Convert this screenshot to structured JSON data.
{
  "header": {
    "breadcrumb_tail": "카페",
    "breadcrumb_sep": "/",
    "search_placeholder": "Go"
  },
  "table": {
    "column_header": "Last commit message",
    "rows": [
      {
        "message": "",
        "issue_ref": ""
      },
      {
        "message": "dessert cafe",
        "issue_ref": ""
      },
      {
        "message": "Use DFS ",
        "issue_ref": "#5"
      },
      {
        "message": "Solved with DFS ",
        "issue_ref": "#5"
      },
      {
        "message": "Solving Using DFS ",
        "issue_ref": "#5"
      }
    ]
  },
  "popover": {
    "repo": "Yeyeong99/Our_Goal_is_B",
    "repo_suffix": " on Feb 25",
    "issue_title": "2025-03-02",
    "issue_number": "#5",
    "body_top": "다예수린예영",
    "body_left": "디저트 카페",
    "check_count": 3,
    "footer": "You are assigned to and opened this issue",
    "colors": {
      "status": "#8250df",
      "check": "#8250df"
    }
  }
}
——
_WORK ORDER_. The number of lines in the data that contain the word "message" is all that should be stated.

_ANSWER SPACE_. 6